-- Opening Marker --

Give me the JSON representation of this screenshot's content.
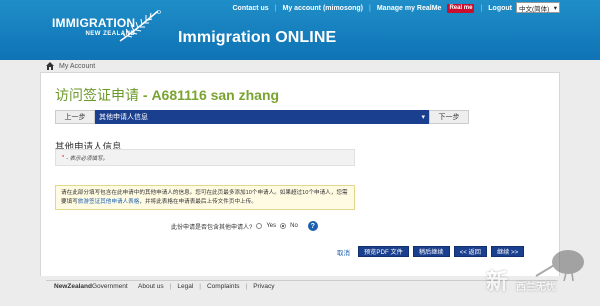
{
  "header": {
    "logo_line1": "IMMIGRATION",
    "logo_line2": "NEW ZEALAND",
    "app_title": "Immigration ONLINE",
    "links": {
      "contact": "Contact us",
      "account": "My account (mimosong)",
      "realme_label": "Manage my RealMe",
      "realme_badge": "Real me",
      "logout": "Logout"
    },
    "language": "中文(简体)"
  },
  "breadcrumb": {
    "label": "My Account"
  },
  "main": {
    "title_prefix": "访问签证申请",
    "title_suffix": " - A681116 san zhang",
    "stepbar": {
      "prev": "上一步",
      "current": "其他申请人信息",
      "next": "下一步"
    },
    "section_title": "其他申请人信息",
    "required_note": "- 表示必须填写。",
    "info_text_1": "请在此部分填写包含在此申请中的其他申请人的信息。您可在此页最多添加10个申请人。如果超过10个申请人，您需要填写",
    "info_link": "旅游签证其他申请人表格",
    "info_text_2": "，并将此表格在申请表最后上传文件页中上传。",
    "question": "此份申请是否包含其他申请人?",
    "yes_label": "Yes",
    "no_label": "No",
    "selected_answer": "No",
    "actions": {
      "cancel": "取消",
      "preview": "预览PDF 文件",
      "save_continue": "稍后继续",
      "back": "<< 返回",
      "next": "继续 >>"
    }
  },
  "footer": {
    "gov_logo_bold": "NewZealand",
    "gov_logo_rest": "Government",
    "links": [
      "About us",
      "Legal",
      "Complaints",
      "Privacy"
    ]
  },
  "watermark": {
    "text1": "新",
    "text2": "西兰无忧"
  }
}
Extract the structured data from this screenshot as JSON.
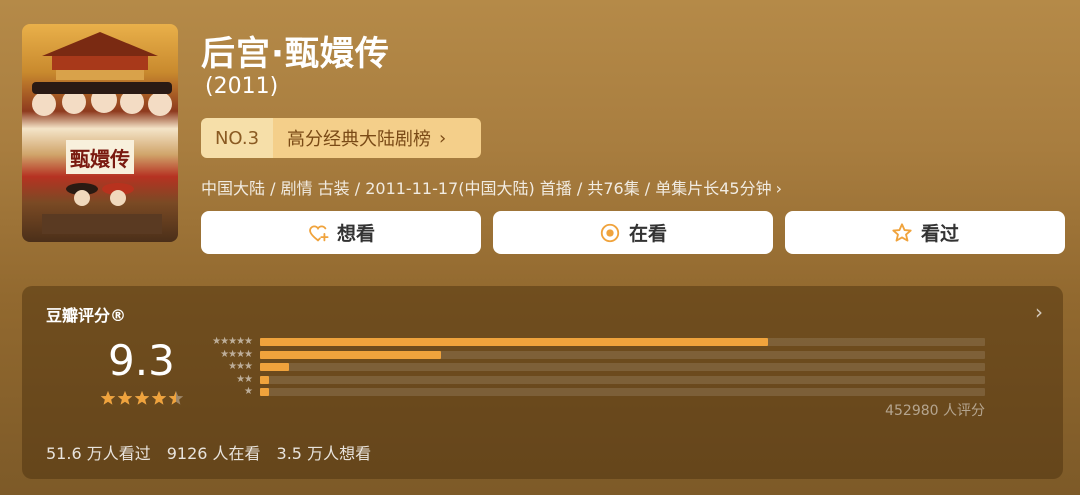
{
  "header": {
    "title": "后宫·甄嬛传",
    "year": "(2011)"
  },
  "poster": {
    "text": "甄嬛传"
  },
  "rank": {
    "number": "NO.3",
    "label": "高分经典大陆剧榜",
    "chevron": "›"
  },
  "meta": {
    "text": "中国大陆 / 剧情 古装 / 2011-11-17(中国大陆) 首播 / 共76集 / 单集片长45分钟",
    "chevron": "›"
  },
  "actions": [
    {
      "label": "想看",
      "icon": "heart-plus-icon"
    },
    {
      "label": "在看",
      "icon": "target-icon"
    },
    {
      "label": "看过",
      "icon": "star-outline-icon"
    }
  ],
  "rating": {
    "title": "豆瓣评分®",
    "arrow": "›",
    "score": "9.3",
    "stars_filled": 4.5,
    "star_color": "#f0a33c",
    "votes": "452980 人评分",
    "distribution": [
      {
        "stars": "★★★★★",
        "fraction": 0.7
      },
      {
        "stars": "★★★★",
        "fraction": 0.25
      },
      {
        "stars": "★★★",
        "fraction": 0.04
      },
      {
        "stars": "★★",
        "fraction": 0.012
      },
      {
        "stars": "★",
        "fraction": 0.012
      }
    ]
  },
  "stats": {
    "watched": "51.6 万人看过",
    "watching": "9126 人在看",
    "want": "3.5 万人想看"
  }
}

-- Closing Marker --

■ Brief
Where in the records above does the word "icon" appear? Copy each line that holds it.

■ Answer box
      "icon": "heart-plus-icon"
      "icon": "target-icon"
      "icon": "star-outline-icon"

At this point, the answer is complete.